From late December 2015 through January, a team of Earth Institute scientists and human rights lawyers from Columbia University worked in the highlands of Papua New Guinea to deliver the results of an independent study of water quality and human rights to the indigenous communities living near an industrial gold mine.
People often ask certain tough questions about climate change— about the costs of cutting carbon emissions, the feasibility of transitioning to renewable energy, and whether it’s already too late to do anything about climate change. Laura Segafredo, manager of the Deep Decarbonization Pathways Project, answers these questions.
The climate issue seems to generate a high level of ideologically based politics, emotional rhetoric and political symbolism. It is time to move past symbols to pragmatism and political reality.
We finished our work at the river transect. Now we had one more sample to collect. Alamgir had arranged for drillers at this new site, but they were delayed because of a knife fight between two villages over some property.
The success of the tube wells for drilling and obtaining samples was a great boon to our field program. We drilled three additional tube wells to complete a five-well transect across the abandoned river valley. When we date the samples, we will find out if the river switched position suddenly, possibly from an earthquake.
The Earth Institute and Emerald Brand recently co-hosted “Your Choices Matter,” a sustainability awareness event at Columbia University’s Alfred Lerner Hall.
The resistivity testing was hampered by bad roads and flooded fields. The augering was proving similarly difficult in the thick muds of the abandoned channel. It was time to change to our alternative plan: drilling with tube wells. That worked better and we had turned a corner.
Heading out to our field area, we discovered that the abandoned river valley we planned to study was completely flooded. There was pani—the Bangla word for water—everywhere.
Returning to Bangladesh for additional fieldwork, I stopped off in India for several meetings, but we found time for some sightseeing, too. We were able to see the Qutub Minar complex in Delhi as well as the Taj Mahal and Agra Fort in Agra. Plus all the meetings in Delhi, Kolkata and Dhaka were very successful.

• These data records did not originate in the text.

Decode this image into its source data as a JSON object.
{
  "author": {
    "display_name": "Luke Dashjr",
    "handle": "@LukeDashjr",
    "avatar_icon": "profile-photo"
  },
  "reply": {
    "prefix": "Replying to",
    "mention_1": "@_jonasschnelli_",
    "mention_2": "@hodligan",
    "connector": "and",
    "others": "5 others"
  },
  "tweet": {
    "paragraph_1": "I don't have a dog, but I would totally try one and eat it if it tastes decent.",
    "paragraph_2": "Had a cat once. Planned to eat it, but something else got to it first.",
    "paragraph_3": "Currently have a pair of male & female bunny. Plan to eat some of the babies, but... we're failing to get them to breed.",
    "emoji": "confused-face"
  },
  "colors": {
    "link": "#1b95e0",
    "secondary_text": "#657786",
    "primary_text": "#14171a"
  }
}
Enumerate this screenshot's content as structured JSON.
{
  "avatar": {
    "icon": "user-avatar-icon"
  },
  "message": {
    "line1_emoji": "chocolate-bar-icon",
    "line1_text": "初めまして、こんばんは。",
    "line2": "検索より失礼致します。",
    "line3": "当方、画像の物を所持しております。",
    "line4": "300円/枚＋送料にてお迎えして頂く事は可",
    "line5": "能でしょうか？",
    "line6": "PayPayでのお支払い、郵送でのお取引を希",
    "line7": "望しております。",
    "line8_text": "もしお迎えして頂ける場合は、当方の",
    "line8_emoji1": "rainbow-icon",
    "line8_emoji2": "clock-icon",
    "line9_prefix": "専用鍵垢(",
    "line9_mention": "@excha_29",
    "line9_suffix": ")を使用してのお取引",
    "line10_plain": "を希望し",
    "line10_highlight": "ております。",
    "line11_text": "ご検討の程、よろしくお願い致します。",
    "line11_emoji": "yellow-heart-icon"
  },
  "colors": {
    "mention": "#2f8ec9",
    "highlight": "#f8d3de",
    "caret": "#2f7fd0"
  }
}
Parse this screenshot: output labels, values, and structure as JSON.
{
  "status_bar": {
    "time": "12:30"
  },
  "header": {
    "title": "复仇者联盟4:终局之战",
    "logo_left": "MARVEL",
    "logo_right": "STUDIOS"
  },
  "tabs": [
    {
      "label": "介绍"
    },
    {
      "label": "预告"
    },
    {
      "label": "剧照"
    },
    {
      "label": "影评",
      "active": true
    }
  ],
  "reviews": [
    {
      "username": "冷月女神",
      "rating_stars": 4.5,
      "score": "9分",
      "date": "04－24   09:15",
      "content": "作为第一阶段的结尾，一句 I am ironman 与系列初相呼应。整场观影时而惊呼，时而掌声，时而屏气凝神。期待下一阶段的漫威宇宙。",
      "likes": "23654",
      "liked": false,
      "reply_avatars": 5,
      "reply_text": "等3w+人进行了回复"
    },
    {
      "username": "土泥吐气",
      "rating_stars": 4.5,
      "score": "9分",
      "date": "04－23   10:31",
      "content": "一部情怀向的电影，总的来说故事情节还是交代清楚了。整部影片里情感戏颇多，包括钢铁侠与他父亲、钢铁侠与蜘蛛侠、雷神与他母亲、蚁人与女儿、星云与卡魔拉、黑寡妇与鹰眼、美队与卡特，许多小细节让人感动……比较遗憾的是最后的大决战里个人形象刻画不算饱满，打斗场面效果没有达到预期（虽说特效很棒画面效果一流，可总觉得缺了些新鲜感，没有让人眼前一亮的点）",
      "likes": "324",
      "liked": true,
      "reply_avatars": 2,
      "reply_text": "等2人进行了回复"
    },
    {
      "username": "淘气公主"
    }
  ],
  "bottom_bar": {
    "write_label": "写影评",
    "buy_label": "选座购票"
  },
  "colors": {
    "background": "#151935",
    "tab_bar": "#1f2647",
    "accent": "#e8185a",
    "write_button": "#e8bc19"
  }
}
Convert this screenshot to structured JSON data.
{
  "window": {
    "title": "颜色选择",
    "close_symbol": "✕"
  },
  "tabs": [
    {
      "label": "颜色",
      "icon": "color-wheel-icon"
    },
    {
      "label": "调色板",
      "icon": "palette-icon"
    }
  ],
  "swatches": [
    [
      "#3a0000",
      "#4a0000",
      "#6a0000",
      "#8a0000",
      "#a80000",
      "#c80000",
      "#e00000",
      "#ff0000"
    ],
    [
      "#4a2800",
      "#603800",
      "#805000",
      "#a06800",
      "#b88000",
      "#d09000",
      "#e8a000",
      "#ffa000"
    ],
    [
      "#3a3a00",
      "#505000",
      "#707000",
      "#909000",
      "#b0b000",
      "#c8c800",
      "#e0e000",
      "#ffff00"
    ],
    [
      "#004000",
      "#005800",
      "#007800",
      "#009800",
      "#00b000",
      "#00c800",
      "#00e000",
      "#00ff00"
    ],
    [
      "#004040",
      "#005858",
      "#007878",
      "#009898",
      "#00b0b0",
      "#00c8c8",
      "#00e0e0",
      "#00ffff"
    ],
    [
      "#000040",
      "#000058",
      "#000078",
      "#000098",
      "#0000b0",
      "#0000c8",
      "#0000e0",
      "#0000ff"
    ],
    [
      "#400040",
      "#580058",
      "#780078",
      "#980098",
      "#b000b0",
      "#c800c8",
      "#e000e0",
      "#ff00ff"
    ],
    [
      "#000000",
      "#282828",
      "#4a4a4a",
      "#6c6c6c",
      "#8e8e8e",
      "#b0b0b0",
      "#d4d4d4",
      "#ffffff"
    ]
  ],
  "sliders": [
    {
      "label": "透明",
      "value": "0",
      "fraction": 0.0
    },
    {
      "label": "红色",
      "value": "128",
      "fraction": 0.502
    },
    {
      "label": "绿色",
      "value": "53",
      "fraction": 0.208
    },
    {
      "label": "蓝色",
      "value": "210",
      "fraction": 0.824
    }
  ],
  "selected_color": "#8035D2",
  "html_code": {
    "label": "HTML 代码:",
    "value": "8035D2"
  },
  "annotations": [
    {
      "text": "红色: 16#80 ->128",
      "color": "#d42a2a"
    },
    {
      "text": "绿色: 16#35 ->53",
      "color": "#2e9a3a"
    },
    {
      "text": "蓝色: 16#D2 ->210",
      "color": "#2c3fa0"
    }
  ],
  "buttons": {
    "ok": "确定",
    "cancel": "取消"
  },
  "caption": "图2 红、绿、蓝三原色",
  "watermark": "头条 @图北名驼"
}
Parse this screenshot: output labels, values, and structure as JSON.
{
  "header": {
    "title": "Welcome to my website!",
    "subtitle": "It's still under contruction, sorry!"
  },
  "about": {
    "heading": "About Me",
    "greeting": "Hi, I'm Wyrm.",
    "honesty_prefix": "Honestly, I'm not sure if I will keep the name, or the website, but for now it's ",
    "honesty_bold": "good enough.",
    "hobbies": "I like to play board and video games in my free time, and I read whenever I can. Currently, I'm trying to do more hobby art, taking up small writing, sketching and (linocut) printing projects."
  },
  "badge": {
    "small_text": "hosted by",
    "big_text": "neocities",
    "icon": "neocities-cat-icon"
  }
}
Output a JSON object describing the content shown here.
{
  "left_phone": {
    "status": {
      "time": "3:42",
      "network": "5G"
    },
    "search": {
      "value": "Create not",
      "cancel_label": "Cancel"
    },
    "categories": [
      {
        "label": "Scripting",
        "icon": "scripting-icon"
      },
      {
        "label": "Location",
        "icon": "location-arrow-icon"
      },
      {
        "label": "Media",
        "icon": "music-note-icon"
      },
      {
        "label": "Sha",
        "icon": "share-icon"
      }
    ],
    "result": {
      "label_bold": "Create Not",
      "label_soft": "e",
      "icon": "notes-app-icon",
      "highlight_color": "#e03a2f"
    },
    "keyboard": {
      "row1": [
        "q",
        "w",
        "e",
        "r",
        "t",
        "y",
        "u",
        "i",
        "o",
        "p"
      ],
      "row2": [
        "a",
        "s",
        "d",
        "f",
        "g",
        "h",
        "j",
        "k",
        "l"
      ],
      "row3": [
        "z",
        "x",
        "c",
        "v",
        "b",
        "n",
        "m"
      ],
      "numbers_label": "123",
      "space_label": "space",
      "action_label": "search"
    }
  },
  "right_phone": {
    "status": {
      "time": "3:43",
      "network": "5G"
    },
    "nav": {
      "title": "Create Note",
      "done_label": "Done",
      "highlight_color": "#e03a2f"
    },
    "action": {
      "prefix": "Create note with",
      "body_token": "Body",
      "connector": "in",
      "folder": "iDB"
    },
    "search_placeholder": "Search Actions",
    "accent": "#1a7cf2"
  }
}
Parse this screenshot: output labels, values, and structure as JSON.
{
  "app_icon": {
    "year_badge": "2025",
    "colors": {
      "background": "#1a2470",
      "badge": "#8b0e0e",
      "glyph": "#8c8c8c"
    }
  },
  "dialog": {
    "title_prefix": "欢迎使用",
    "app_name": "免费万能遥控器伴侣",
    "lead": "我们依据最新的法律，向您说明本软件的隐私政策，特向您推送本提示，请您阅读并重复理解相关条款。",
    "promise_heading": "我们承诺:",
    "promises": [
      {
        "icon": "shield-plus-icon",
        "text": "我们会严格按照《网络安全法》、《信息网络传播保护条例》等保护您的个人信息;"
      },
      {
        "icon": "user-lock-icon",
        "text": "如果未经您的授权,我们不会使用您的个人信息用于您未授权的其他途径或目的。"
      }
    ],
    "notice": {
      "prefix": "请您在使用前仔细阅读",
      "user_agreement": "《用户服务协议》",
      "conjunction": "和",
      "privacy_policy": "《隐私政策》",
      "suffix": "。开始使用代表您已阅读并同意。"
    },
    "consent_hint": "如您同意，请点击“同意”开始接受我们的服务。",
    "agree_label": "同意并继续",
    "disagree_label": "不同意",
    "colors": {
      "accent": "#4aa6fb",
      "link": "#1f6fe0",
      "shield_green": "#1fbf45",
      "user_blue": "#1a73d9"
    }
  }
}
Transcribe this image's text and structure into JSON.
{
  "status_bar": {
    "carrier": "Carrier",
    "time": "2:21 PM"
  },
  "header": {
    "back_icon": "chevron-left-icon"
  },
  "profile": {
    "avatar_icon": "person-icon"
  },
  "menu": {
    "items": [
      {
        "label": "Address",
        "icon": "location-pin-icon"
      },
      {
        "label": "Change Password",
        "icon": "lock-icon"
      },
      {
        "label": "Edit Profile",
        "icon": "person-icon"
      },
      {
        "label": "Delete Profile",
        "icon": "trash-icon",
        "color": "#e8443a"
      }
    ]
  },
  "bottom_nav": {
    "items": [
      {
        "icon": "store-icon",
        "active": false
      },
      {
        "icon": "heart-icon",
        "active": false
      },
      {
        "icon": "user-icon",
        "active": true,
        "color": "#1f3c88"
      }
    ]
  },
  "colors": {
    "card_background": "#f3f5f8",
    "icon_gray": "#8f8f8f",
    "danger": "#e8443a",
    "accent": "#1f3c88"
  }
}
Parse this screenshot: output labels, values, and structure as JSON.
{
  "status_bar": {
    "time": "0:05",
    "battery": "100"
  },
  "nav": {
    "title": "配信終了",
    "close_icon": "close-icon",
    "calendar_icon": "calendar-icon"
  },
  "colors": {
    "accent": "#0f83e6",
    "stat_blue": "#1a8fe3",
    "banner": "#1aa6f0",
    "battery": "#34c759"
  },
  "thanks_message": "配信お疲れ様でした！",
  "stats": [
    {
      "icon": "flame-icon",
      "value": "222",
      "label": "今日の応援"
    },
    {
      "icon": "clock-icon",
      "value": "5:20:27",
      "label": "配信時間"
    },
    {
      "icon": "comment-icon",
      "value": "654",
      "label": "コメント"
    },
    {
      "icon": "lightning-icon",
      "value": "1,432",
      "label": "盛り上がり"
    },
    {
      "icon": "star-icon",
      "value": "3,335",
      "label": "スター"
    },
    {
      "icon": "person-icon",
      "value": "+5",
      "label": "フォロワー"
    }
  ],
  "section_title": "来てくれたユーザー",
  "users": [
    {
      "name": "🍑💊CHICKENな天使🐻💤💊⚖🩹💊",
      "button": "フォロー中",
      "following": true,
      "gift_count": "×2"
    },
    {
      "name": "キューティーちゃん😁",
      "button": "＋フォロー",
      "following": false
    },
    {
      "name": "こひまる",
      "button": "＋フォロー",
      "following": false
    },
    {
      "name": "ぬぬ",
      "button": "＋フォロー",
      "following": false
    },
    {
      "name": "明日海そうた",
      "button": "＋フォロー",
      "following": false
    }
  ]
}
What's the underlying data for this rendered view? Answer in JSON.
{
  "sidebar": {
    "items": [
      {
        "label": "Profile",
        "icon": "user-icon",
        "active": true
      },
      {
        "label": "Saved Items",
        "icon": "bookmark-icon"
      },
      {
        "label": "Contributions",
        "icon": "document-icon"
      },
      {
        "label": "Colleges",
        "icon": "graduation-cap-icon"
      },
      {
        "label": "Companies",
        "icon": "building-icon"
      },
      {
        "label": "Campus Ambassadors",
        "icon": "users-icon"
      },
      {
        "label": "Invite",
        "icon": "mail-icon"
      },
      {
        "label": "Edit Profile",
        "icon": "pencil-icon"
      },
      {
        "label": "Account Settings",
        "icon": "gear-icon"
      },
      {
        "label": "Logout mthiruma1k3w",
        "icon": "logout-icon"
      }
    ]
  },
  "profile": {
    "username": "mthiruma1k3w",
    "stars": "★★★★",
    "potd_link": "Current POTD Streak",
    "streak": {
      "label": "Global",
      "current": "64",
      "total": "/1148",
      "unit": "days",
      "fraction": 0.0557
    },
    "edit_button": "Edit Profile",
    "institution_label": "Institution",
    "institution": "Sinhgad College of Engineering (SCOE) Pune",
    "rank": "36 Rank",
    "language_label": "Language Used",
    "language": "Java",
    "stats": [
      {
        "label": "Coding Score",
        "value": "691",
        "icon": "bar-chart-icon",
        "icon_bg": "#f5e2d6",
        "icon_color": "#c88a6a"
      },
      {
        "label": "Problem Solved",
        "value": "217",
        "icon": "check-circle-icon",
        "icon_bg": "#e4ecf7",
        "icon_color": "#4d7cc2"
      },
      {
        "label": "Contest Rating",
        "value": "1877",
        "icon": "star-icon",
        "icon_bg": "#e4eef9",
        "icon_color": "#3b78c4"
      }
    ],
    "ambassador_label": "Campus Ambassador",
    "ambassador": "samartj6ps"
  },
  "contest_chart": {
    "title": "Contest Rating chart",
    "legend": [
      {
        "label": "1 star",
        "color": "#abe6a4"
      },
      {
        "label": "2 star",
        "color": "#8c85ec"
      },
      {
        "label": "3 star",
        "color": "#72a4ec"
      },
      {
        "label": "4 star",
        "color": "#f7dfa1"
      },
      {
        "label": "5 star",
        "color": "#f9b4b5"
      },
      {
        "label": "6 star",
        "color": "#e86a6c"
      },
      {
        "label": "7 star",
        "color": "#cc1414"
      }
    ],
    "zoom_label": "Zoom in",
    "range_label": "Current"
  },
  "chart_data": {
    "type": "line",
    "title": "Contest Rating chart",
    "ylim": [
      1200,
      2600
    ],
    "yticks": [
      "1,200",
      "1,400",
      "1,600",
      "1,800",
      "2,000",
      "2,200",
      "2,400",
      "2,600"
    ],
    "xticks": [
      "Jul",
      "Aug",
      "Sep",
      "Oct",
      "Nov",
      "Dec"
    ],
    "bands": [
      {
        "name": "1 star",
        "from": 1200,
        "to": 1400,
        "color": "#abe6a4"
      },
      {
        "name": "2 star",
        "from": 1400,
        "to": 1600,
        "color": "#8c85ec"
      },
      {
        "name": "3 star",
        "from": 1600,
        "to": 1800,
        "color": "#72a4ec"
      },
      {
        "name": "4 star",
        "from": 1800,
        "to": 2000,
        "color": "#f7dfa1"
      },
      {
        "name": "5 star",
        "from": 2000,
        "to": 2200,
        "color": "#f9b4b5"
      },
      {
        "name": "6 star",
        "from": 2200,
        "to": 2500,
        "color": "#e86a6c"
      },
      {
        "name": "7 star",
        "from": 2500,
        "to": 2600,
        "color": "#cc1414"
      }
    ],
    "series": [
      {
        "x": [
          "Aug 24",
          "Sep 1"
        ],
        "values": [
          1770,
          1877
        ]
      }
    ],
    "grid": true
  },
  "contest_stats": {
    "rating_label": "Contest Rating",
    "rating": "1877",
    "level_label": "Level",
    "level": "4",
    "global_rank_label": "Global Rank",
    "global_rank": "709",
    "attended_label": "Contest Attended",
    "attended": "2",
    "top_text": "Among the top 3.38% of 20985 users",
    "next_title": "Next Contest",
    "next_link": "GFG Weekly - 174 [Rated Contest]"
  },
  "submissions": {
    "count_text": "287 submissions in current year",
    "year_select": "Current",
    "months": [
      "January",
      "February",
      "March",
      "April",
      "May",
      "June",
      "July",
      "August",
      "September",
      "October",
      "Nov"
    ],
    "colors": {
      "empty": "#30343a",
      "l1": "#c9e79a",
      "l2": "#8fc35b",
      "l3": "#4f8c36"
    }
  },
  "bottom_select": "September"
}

New York State has taken a progressive stand on climate change, pushing for renewable energy development and promising to curb greenhouse gas emissions. On Thursday, Gov. Andrew Cuomo, joined by Vice President Al Gore at Columbia University, announced several new actions to increase New York State’s commitment to fighting climate change.